Exercise description:
The answer should be each line from the entries below that has the word "Function" in it.

(Information shown)

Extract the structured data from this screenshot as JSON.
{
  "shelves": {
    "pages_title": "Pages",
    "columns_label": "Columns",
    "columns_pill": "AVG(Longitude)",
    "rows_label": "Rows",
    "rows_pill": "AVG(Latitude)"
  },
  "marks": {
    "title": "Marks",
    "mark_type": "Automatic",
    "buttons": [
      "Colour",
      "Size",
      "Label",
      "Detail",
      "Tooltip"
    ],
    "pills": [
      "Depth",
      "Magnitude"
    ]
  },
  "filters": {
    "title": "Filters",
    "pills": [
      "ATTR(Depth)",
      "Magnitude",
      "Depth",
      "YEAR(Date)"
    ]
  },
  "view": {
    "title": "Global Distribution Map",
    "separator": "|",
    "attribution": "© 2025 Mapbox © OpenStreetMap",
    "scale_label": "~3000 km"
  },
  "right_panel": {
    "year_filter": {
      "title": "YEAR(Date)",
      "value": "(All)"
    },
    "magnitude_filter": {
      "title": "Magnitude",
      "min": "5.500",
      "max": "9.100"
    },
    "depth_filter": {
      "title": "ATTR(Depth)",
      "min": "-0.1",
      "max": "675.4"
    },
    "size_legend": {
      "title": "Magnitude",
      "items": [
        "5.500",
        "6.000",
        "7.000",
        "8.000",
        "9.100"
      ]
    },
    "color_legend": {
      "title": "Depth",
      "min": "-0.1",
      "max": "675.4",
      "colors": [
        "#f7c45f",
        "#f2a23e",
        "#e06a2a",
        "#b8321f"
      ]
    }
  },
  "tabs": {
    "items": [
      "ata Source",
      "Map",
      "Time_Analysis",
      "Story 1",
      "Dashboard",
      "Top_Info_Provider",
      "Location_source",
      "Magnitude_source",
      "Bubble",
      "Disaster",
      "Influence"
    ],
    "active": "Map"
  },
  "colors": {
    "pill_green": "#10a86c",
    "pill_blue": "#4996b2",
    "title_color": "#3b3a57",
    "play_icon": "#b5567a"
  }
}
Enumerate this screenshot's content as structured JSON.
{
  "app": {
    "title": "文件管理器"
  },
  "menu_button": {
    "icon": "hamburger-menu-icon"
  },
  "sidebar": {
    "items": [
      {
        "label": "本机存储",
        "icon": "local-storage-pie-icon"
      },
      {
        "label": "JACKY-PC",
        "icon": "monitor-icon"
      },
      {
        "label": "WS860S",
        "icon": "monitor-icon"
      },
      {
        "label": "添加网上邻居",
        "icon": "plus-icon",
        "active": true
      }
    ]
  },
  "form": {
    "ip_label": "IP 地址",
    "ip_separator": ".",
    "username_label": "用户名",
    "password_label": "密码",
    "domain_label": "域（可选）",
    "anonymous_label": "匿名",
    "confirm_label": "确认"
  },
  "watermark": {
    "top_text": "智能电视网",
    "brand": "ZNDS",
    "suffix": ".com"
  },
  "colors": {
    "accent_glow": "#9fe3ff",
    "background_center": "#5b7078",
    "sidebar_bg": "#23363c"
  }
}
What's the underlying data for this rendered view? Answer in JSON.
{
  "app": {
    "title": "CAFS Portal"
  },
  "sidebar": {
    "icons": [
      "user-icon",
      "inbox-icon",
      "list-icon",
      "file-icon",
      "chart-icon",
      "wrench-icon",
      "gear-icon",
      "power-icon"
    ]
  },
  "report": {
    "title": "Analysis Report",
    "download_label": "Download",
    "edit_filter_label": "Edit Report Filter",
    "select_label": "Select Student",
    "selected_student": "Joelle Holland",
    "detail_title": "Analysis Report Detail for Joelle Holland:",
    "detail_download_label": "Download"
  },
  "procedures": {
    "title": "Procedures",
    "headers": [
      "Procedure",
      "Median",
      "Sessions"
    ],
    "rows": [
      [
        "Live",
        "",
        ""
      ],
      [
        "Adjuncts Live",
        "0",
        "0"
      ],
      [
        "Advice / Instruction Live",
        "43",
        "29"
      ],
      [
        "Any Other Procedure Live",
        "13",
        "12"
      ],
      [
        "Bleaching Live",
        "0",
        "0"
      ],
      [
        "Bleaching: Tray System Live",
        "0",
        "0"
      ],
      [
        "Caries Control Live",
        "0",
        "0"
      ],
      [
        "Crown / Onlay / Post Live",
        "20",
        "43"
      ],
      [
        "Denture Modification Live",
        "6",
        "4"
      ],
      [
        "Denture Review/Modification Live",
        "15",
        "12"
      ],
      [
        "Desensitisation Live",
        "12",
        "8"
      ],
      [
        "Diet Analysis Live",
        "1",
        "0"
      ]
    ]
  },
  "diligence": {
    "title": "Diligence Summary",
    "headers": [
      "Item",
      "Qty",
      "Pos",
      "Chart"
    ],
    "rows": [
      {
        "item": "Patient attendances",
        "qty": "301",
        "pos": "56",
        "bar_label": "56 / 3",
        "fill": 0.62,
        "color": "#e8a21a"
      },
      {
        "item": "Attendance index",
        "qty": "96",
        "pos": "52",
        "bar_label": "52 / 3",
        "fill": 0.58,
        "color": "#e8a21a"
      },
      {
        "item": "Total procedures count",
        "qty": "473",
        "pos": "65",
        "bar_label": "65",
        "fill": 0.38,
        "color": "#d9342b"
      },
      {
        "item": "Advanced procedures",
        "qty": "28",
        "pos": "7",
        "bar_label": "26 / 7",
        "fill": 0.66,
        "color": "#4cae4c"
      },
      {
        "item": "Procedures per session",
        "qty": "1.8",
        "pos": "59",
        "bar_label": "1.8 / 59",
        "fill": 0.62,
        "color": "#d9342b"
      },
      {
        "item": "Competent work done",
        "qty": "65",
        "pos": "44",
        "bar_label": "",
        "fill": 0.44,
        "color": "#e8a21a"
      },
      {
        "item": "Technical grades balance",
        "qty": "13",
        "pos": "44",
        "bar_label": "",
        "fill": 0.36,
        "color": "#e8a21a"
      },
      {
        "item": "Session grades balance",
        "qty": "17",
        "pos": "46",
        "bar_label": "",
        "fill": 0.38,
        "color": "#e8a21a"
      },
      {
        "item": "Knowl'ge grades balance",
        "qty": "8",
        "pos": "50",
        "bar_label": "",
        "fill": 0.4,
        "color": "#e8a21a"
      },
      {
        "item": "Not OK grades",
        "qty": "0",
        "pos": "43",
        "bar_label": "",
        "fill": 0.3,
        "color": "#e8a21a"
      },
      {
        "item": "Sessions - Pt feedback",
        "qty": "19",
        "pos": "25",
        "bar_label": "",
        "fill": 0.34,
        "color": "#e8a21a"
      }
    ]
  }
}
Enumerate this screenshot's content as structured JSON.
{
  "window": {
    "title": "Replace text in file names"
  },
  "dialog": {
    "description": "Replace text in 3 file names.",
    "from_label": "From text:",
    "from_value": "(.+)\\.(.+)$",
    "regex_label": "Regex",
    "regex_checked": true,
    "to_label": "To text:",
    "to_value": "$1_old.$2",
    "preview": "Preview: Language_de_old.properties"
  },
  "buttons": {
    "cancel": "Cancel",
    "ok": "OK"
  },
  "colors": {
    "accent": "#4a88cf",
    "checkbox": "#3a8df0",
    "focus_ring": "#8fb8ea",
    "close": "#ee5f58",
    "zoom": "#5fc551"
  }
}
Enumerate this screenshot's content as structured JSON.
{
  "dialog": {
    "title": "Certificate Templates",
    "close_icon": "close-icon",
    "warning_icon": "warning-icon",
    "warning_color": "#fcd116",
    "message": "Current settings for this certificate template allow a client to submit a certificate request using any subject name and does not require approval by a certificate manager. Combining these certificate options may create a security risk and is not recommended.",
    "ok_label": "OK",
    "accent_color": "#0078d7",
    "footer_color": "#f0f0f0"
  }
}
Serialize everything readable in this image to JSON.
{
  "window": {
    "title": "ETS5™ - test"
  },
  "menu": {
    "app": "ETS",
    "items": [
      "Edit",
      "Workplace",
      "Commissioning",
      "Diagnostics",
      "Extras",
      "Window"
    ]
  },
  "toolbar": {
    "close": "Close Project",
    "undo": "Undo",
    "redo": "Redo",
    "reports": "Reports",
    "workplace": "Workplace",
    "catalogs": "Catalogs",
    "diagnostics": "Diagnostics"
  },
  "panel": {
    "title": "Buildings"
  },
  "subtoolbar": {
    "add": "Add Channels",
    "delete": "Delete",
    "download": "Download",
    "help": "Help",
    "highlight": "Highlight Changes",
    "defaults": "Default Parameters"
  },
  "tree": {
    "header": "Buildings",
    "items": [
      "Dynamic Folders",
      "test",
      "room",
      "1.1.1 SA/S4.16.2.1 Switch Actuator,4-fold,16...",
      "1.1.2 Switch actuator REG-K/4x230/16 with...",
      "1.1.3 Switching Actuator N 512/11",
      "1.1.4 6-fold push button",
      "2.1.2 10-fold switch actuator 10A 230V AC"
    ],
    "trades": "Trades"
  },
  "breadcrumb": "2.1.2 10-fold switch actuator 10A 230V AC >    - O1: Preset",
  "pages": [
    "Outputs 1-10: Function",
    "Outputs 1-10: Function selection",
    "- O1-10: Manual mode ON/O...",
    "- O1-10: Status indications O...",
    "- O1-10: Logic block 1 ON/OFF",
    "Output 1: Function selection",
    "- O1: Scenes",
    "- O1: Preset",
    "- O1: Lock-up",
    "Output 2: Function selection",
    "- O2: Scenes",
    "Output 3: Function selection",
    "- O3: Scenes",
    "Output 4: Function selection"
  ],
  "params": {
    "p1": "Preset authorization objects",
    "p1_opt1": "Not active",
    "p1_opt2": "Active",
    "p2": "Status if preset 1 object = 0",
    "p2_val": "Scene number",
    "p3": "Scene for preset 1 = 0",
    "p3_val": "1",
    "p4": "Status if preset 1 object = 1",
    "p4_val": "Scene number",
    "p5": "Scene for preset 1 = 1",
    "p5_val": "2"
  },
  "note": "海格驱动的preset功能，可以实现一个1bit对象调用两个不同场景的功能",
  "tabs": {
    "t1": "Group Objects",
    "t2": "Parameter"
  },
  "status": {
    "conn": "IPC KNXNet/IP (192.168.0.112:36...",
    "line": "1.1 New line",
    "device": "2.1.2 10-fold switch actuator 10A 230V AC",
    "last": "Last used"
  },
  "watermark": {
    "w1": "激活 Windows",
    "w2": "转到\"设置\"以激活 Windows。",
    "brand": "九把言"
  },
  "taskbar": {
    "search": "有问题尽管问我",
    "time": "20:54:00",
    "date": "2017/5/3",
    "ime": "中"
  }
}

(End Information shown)

The answer:
    "Outputs 1-10: Function",
    "Outputs 1-10: Function selection",
    "Output 1: Function selection",
    "Output 2: Function selection",
    "Output 3: Function selection",
    "Output 4: Function selection"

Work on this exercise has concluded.